“The Toque Tilt” “The Polka-Loon”
The Toque Tilt. Slightly tilt your head to show courtesy. It’s particularly effective when saying, “May I have a little more coffee?” You might want to practice in a mirror before displaying “the Tilt” in prime time – overdo it and the person to whom you’re speaking might end up calling Security: Mark calls that facial expression The Polka-Loon.
“Eh Display” “Canuck Crinkle”
An ‘Eh’ Display (open arms and a smile) expresses warmth and friendship. You can add a Canuck Crinkle and the recipient of your attention will be inclined to offer their friendship in return.
What Travellers Think About Flag-Jacking
We asked several Canadian and American travel bloggers what they thought about flag-jacking. Their responses ranged from understanding to anger to disbelief. Below are some of the most entertaining.
What the Canadians said:
Flag jacking is still common, and I laugh about it any time I encounter it. I typically ask the American doing it if I can pretend to be from the USA while we’re hanging out. If I’m not mistaken, travelling is intended to celebrate all the different cultures on earth.”
Ian Ord of Where Sidewalks End
“I’ve met Americans passing themselves off as Canadians. It just takes the conversation in a different direction. I was about to start swapping stories about ducking into Tim Horton’s to escape blizzards, and then I found out I couldn’t. That’s about all that happens.”
Mariellen Ward of Breathe Dream Go
“I get why people do it, but honestly, if you’re not Canadian it will be immediately obvious to other Canadians.”
Jennifer Miller of the The Edventure Project
“I’m Canadian and while I’m proud to be Canadian, I’ve never had a flag on my backpack – a real Canadian doesn’t need one. We’re pretty easy to identify by how often we say “sorry” and how we wear shorts when everyone else is wearing winter coats.”
Laurel Robbins of Monkeys and Mountains
What the Americans said:
I think it’s stupid. American travelers are the best possible ambassadors for our country. But to be fair, I don’t actually know anyone who does things like this.”
Stephanie Yoder of Twenty-Something Travel
“I considered it last year when I went to Vietnam, but then I realized I never say, “eh” and that it wouldn’t work.”
Forrest Walker of The Other Side of the Coconut
“Never. That people have an issue with Americans is a stereotype itself.”
Gary Arndt of Everything Everywhere
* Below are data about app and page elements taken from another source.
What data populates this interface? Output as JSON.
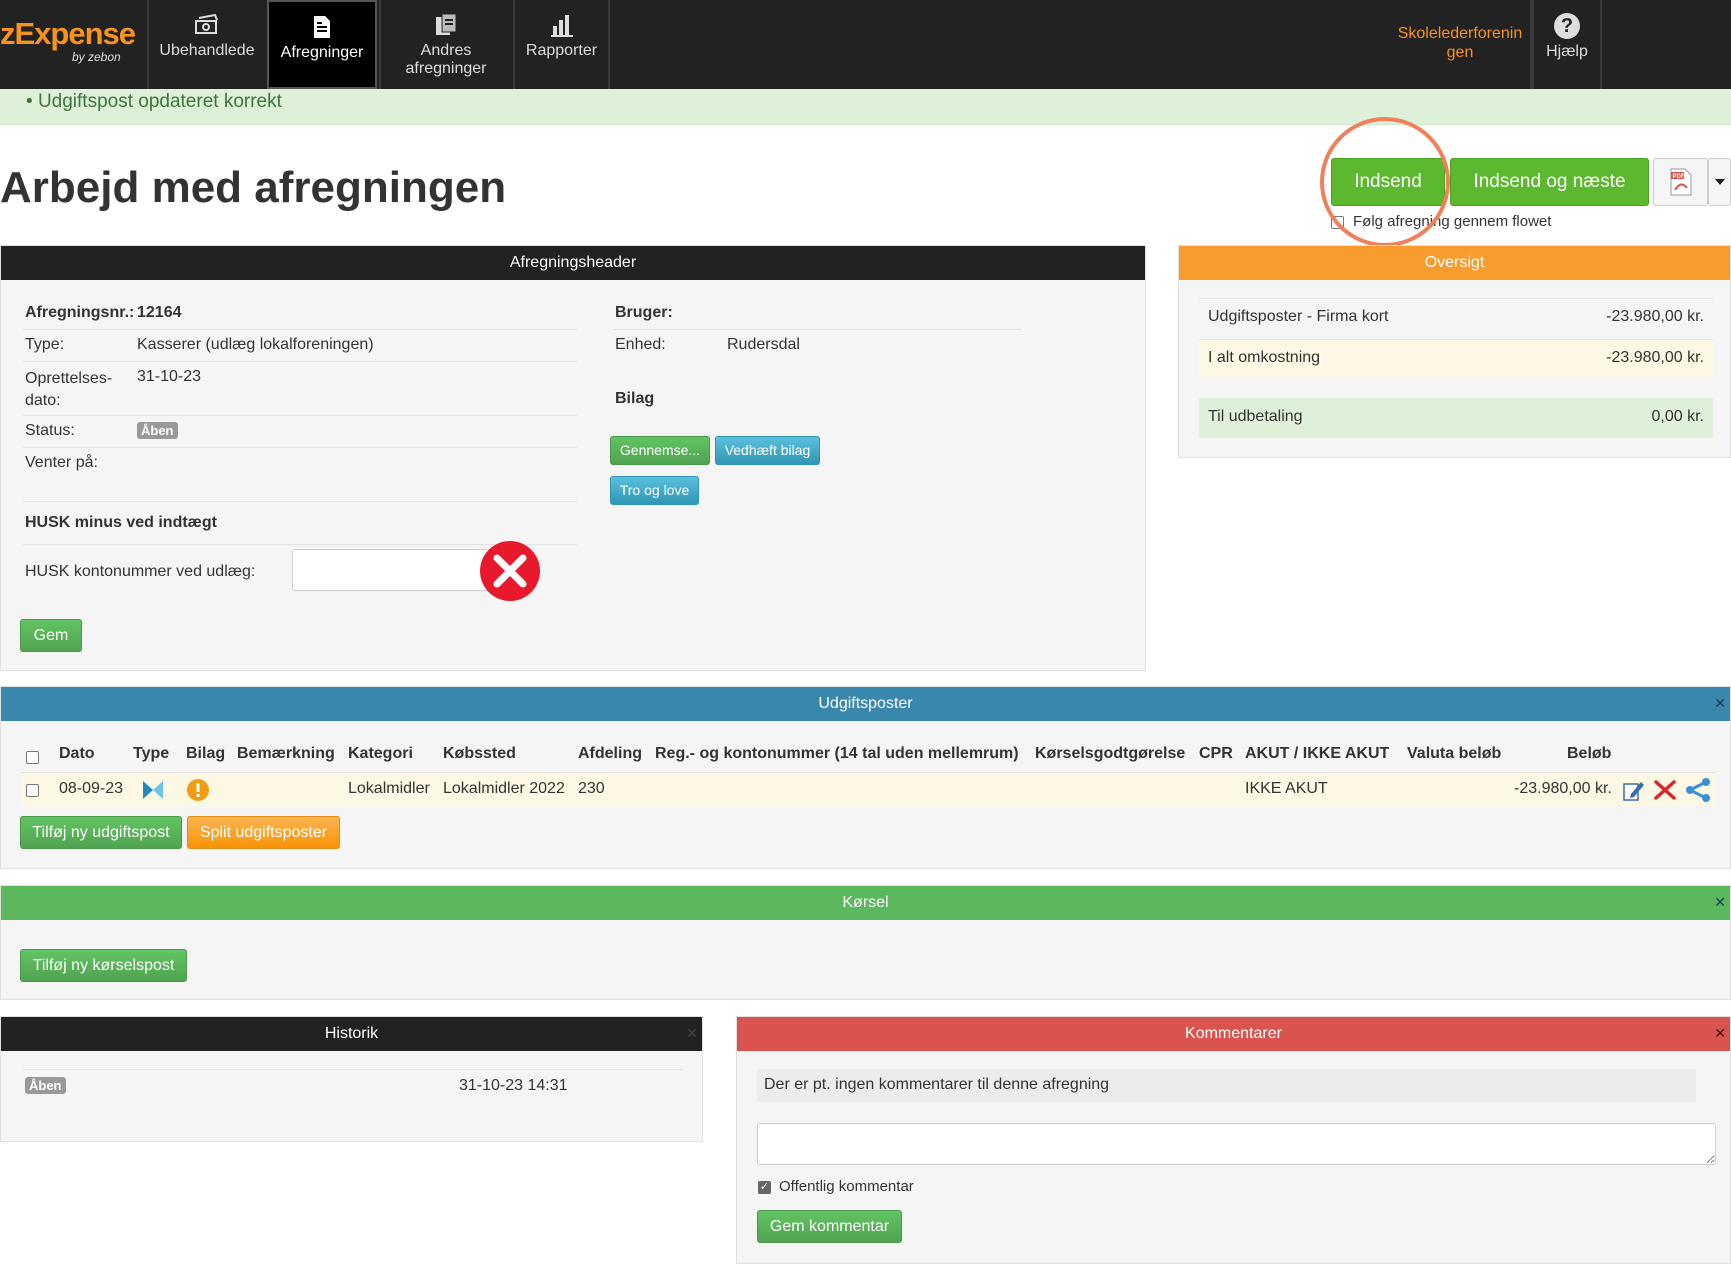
{
  "nav": {
    "logo_text": "zExpense",
    "logo_by": "by zebon",
    "items": [
      {
        "label": "Ubehandlede"
      },
      {
        "label": "Afregninger"
      },
      {
        "label": "Andres afregninger"
      },
      {
        "label": "Rapporter"
      }
    ],
    "org_name": "Skolelederforeningen",
    "help_label": "Hjælp"
  },
  "alert": {
    "message": "Udgiftspost opdateret korrekt"
  },
  "page": {
    "title": "Arbejd med afregningen"
  },
  "actions": {
    "submit_label": "Indsend",
    "submit_next_label": "Indsend og næste",
    "follow_flow_label": "Følg afregning gennem flowet"
  },
  "header_panel": {
    "title": "Afregningsheader",
    "settlement_no_label": "Afregningsnr.:",
    "settlement_no": "12164",
    "type_label": "Type:",
    "type_value": "Kasserer (udlæg lokalforeningen)",
    "created_label": "Oprettelses-dato:",
    "created_value": "31-10-23",
    "status_label": "Status:",
    "status_value": "Åben",
    "waiting_label": "Venter på:",
    "user_label": "Bruger:",
    "unit_label": "Enhed:",
    "unit_value": "Rudersdal",
    "bilag_title": "Bilag",
    "browse_label": "Gennemse...",
    "attach_label": "Vedhæft bilag",
    "tro_label": "Tro og love",
    "husk_title": "HUSK minus ved indtægt",
    "account_label": "HUSK kontonummer ved udlæg:",
    "account_value": "",
    "save_label": "Gem"
  },
  "overview": {
    "title": "Oversigt",
    "rows": [
      {
        "label": "Udgiftsposter - Firma kort",
        "value": "-23.980,00 kr."
      },
      {
        "label": "I alt omkostning",
        "value": "-23.980,00 kr."
      },
      {
        "label": "Til udbetaling",
        "value": "0,00 kr."
      }
    ]
  },
  "expenses": {
    "title": "Udgiftsposter",
    "columns": [
      "Dato",
      "Type",
      "Bilag",
      "Bemærkning",
      "Kategori",
      "Købssted",
      "Afdeling",
      "Reg.- og kontonummer (14 tal uden mellemrum)",
      "Kørselsgodtgørelse",
      "CPR",
      "AKUT / IKKE AKUT",
      "Valuta beløb",
      "Beløb"
    ],
    "row": {
      "date": "08-09-23",
      "category": "Lokalmidler",
      "place": "Lokalmidler 2022",
      "department": "230",
      "urgency": "IKKE AKUT",
      "amount": "-23.980,00 kr."
    },
    "add_label": "Tilføj ny udgiftspost",
    "split_label": "Split udgiftsposter"
  },
  "driving": {
    "title": "Kørsel",
    "add_label": "Tilføj ny kørselspost"
  },
  "history": {
    "title": "Historik",
    "status": "Åben",
    "timestamp": "31-10-23 14:31"
  },
  "comments": {
    "title": "Kommentarer",
    "empty_text": "Der er pt. ingen kommentarer til denne afregning",
    "public_label": "Offentlig kommentar",
    "save_label": "Gem kommentar"
  }
}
“In my travels, I introduce myself as a Californian, if it comes up. Almost universally, the next comment is “American!” but it’s said with a smile, and often the very next thing that happens is the person says “Baywatch!” and simulates running on a beach.”
Mike McColl of Travel Insider
“I was 40km from the Pakistan border when Bin Laden was killed. Yes…I told everyone who asked that I was Canadian.”
Jenneil Parks of Hello Meet World
“It’s ridiculous. I have never once experienced negativity from locals about being American (let alone from Texas), not in Egypt after the revolution, not living in China for almost year, not in Vietnam at the war museum. The only people who have given me flack about being American are pompous Canadians.”
Robert Schrader of Leave Your Daily Hell